+++ Data for analysis
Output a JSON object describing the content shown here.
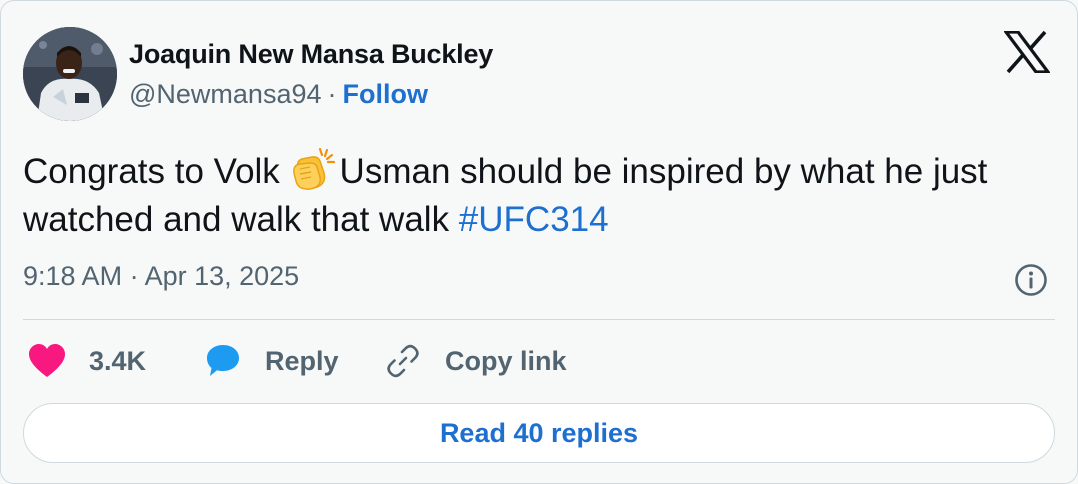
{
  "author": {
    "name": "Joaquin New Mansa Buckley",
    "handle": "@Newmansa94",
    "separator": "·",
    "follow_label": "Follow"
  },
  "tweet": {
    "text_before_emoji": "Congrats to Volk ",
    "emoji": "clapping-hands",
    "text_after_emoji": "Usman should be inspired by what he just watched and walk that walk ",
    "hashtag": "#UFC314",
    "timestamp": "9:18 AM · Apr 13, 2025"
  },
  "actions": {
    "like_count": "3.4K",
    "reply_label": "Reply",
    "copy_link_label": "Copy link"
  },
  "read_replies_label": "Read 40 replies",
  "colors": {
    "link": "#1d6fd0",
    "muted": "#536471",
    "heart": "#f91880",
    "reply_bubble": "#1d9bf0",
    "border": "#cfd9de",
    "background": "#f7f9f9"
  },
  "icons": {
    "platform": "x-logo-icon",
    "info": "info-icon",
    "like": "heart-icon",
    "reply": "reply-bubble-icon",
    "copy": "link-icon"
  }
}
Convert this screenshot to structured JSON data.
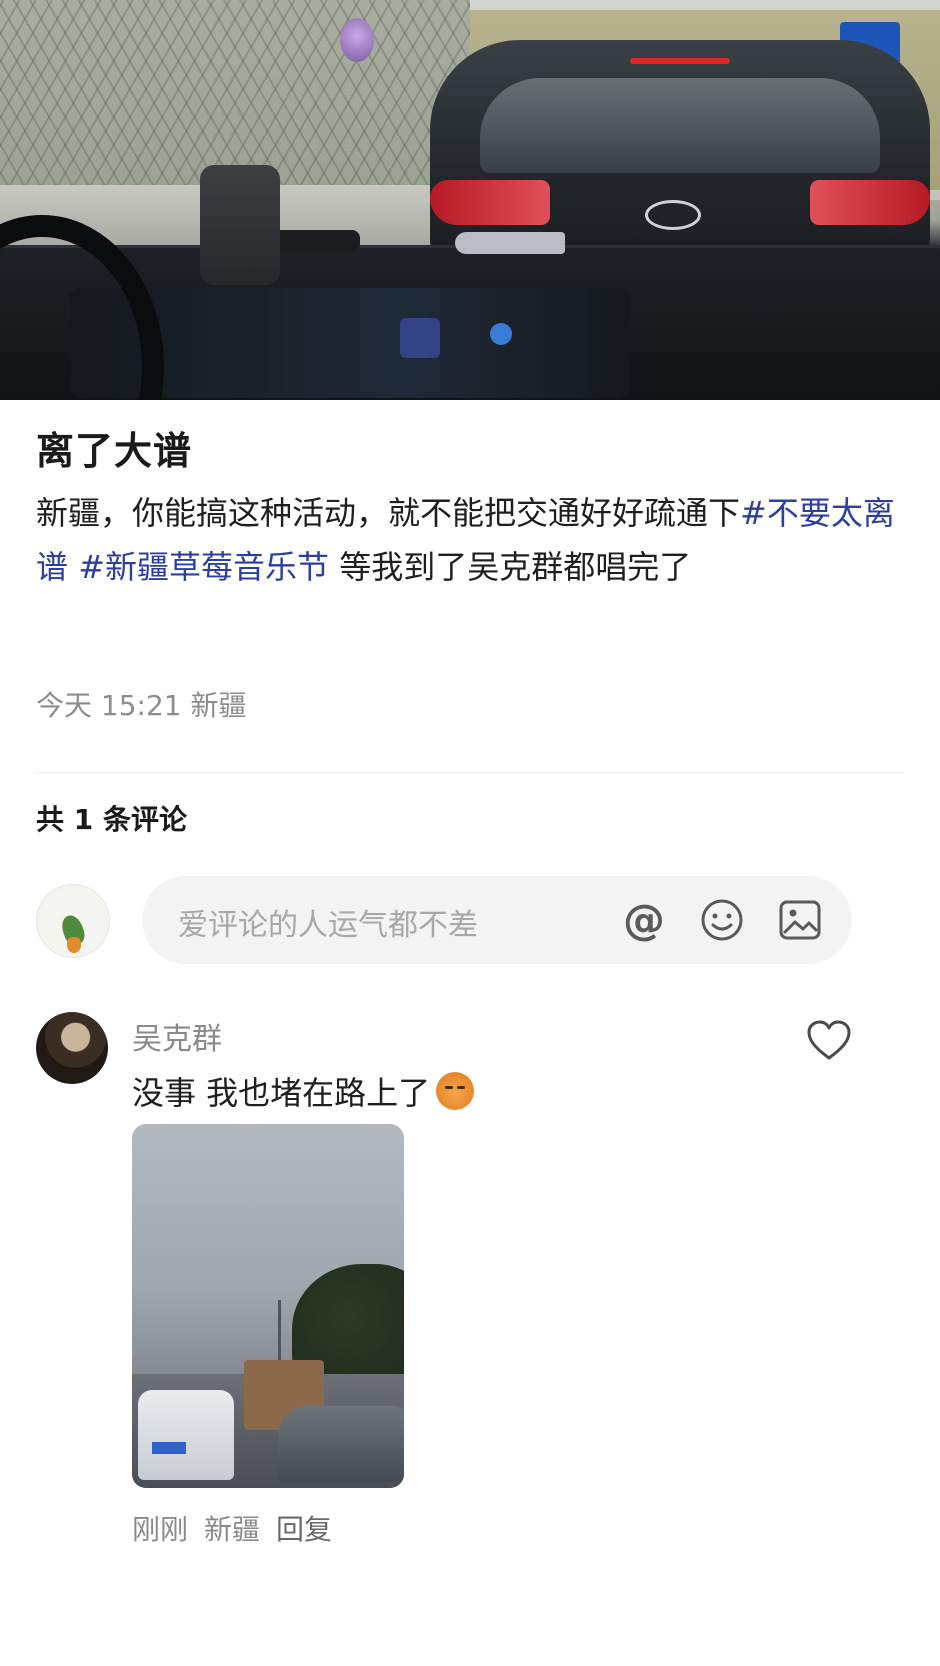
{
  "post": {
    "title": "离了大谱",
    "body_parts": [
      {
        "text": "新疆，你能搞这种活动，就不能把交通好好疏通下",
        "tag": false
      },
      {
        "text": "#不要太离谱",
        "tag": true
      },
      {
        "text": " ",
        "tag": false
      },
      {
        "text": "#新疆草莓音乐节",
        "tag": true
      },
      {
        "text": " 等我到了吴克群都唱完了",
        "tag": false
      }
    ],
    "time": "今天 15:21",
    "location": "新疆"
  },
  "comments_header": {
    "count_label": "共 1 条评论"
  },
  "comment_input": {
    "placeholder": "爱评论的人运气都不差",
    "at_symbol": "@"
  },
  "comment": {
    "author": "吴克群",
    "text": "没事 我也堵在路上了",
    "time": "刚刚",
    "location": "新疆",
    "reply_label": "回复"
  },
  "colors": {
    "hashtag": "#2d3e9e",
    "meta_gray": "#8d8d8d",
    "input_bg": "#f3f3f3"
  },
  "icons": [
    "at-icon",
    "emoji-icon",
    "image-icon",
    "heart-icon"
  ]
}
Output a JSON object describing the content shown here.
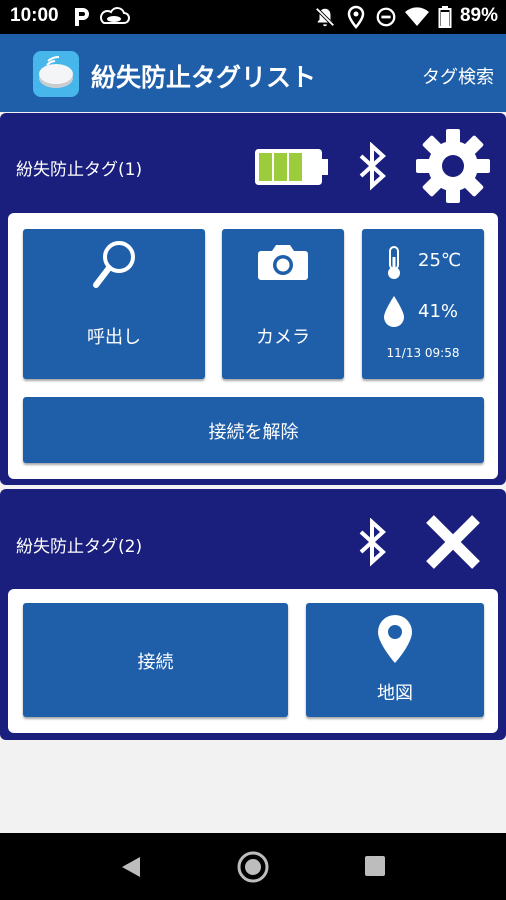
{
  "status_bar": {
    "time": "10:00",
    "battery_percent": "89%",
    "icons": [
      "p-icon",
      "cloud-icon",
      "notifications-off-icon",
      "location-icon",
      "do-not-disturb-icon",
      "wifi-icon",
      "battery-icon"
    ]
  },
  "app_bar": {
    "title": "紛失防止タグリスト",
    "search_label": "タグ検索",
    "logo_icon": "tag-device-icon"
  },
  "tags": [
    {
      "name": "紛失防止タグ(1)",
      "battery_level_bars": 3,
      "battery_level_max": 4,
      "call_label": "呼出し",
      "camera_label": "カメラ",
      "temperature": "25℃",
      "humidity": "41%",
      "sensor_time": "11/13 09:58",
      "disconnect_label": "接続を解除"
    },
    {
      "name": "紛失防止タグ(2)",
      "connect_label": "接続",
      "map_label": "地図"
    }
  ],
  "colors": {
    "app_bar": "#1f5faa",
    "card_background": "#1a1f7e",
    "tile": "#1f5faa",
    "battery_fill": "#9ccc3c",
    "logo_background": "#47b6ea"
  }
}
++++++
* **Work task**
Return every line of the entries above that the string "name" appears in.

* **Result for this exercise**
    "name": "Joaquin New Mansa Buckley",
      "name": "紛失防止タグ(1)",
      "name": "紛失防止タグ(2)",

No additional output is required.